Information System Security Officer (ISSO): Individual who is assigned responsibility for maintaining the appropriate operational security posture for an information system or program.

Integrity: Guarding against improper information modification or destruction, which includes ensuring information non-repudiation and authenticity.

IT-SP: Information Technology Security Plan; see System Security Plan

NIST: National Institute of Standards and Technology

Personally Identifiable Information (PII): Information which can be used to distinguish or trace the identity of an individual (e.g., name, social security number, biometric records, etc.) alone, or when combined with other personal or identifying information which is linked or linkable to a specific individual (e.g., date and place of birth, mother’s maiden name, etc.).

Plan of Action & Milestones (POA&M): A document that identifies tasks needing to be accomplished. It details resources required to accomplish the elements of the plan, any milestones in meeting the tasks, and scheduled completion dates for the milestones.

Risk: A measure of the extent to which an entity is threatened by a potential circumstance or event, and typically a function of: (i) the adverse impacts that would arise if the circumstance or event occurs; and (ii) the likelihood of occurrence. Information system-related security risks are those risks that arise from the loss of confidentiality, integrity, or availability of information or information systems and reflect the potential adverse impacts to organizational operations (including mission, functions, image, or reputation), organizational assets, individuals, other organizations, and the Nation.

Risk Assessment (RA): The process of identifying risks to organizational operations (including mission, functions, image, reputation), organizational assets, individuals, other organizations, and the Nation, resulting from the operation of an information system. Part of risk management, incorporates threat and vulnerability analyses, and considers mitigations provided by security controls planned or in place. Synonymous with risk analysis.

Risk Management: The program and supporting processes to manage information security risk to organizational operations (including mission, functions, image, reputation), organizational assets, individuals, other organizations, and the Nation, and includes: (i) establishing the context for risk-related activities; (ii) assessing risk; (iii) responding to risk once determined; and (iv) monitoring risk over time.

Risk Management Framework (RMF): A six-step process created by the National Institute of Standards and Technology, detailed in NIST Special Publication 800-37: Guide for Applying the Risk Management Framework to Federal Information Systems.

Risk Mitigation: Prioritizing, evaluating, and implementing the appropriate risk-reducing controls/countermeasures recommended from the risk management process.

SSP: See System Security Plan

Security Assessment Report (SAR): This deliverable is one of three key documents in the security authorization package developed for authorizing officials.
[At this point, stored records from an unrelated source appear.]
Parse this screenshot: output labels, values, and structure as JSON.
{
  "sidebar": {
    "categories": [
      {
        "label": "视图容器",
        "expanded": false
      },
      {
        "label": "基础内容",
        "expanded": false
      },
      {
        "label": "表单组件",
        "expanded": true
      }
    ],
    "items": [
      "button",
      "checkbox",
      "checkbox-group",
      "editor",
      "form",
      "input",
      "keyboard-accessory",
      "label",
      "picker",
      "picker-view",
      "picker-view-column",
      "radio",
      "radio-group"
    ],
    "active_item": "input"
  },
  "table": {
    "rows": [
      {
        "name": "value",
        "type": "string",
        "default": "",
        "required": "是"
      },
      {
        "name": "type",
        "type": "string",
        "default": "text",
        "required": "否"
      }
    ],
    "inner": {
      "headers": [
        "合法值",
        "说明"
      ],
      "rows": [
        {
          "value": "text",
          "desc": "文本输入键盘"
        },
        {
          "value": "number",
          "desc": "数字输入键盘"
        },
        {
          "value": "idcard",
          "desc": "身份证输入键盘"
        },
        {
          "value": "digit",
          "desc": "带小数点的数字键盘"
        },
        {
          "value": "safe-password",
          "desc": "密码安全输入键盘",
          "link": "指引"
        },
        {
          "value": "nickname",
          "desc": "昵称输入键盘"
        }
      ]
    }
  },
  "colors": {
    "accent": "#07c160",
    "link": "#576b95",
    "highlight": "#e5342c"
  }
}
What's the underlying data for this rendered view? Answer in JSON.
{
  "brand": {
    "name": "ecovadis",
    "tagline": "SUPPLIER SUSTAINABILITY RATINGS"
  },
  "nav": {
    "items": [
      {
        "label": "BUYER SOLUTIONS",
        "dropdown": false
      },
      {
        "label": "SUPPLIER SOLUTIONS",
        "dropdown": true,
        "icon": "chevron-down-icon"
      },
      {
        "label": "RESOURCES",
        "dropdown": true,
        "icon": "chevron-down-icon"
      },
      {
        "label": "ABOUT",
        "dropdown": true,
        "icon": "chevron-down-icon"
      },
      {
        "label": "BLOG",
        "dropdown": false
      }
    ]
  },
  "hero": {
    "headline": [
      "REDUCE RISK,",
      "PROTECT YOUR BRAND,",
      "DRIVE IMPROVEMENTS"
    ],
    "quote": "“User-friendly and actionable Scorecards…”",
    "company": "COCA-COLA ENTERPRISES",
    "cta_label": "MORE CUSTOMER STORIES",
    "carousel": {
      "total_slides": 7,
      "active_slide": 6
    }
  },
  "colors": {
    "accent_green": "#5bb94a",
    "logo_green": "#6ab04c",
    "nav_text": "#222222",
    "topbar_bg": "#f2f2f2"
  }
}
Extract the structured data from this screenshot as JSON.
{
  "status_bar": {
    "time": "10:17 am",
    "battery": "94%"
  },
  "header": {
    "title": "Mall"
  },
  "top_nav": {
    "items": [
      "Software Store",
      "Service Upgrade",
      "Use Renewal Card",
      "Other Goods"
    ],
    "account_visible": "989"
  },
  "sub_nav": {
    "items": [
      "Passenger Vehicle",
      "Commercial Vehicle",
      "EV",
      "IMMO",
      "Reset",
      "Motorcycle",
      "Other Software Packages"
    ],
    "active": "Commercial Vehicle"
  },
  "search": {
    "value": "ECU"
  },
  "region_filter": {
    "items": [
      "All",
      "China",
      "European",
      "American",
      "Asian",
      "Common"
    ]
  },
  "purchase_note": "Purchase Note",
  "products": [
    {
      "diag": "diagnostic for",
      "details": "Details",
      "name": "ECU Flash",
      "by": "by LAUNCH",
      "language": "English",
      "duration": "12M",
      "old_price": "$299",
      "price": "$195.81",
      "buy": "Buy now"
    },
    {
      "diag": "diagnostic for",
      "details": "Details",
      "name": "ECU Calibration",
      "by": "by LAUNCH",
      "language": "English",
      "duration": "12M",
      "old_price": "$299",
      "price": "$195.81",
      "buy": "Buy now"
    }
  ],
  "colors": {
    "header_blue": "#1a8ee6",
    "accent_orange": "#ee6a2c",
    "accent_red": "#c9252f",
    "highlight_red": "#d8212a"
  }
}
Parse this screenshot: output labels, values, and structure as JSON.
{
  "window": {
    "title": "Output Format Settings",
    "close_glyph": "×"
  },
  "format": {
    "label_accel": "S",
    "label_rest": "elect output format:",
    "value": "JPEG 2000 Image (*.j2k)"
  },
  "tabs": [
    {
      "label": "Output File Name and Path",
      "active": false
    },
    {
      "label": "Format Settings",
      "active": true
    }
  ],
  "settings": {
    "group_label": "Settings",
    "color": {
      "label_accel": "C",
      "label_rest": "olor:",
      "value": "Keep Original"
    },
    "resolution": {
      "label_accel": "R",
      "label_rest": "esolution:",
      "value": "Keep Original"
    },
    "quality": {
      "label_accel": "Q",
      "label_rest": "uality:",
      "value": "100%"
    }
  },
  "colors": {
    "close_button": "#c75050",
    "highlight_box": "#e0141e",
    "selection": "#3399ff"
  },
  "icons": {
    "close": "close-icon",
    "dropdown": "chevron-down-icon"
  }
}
The assessment report includes information from the assessor/auditor that is necessary to determine the effectiveness of the security controls employed within or inherited bythe information system based upon the assessor’s findings.

Security Control: A safeguard or countermeasure prescribed for an information system or an organization designed to protect the confidentiality, integrity, and availability of its information and to meet a set of defined security requirements.

System Owner (SO): Official responsible for the overall procurement, development, integration, modification, or operation and maintenance of an information system.

System Security Plan (SSP): Formal document that provides an overview of the security requirements for an information system and describes the security controls in place or planned for meeting those requirements.

Threat: Any circumstance or event with the potential to adversely impact organizationaloperations (including mission, functions, image, or reputation), organizational assets, individuals, other organizations, or the Nation through an information system via unauthorized access, destruction, disclosure, modification of information, and/or denial of service.